In addition to road and bridge conditions, the report looks at traffic safety, economic development and transportation funding in New York. It also includes regional reports for Albany, Buffalo, New York City, Rochester and Syracuse.

“These conditions are only going to get worse if greater funding is not made available at the local, state and federal levels,” said Will Wilkins, TRIP’s executive director. “Without additional transportation funds, the state’s pavement and bridge conditions will continue to decline, needed safety improvements will not be made, congestion will worsen and the state will lose out on opportunities for economic growth.”

Additional road data from the report:

  • 43 percent of New York’s major urban roads have pavements in mediocre or fair condition
  • 20 percent of the roads are in good condition
  • $6.3 billion in additional vehicle operating costs to New York motorist due to rough rates, including accelerated vehicle depreciation, additional repair costs, increased fuel consumption, and tire wear

Bridge data:

  • 12 percent of the bridges are structurally deficient
  • 27 percent are functionally obsolete

Traffic data:

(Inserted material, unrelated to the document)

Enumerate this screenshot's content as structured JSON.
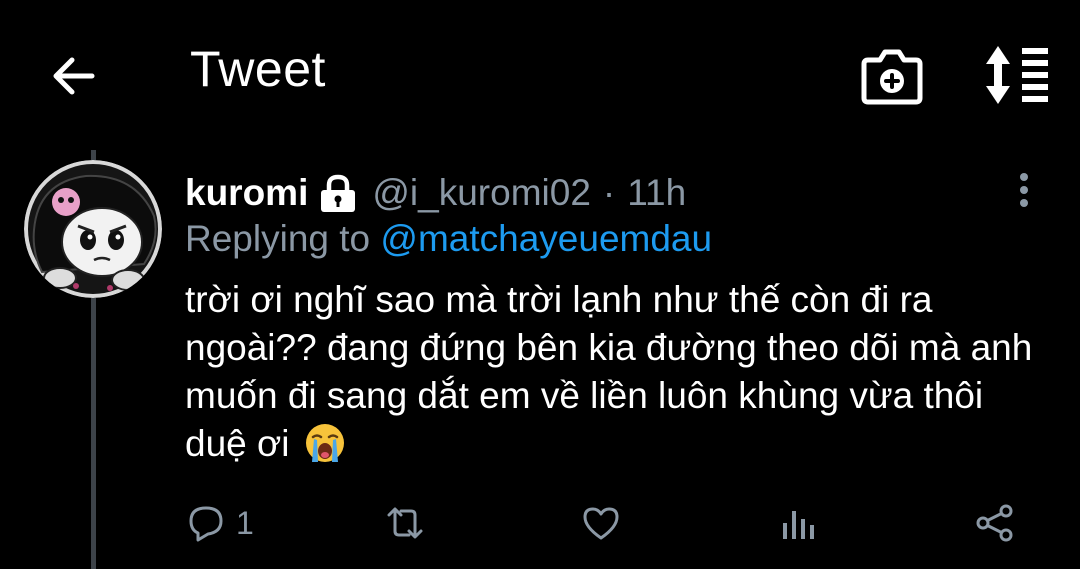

  • 0.92 fatalities per 100 million vehicle miles of travel
  • $550 billion in goods shipped out of the state per year
  • $597 billion in goods are shipped to sites within the state per year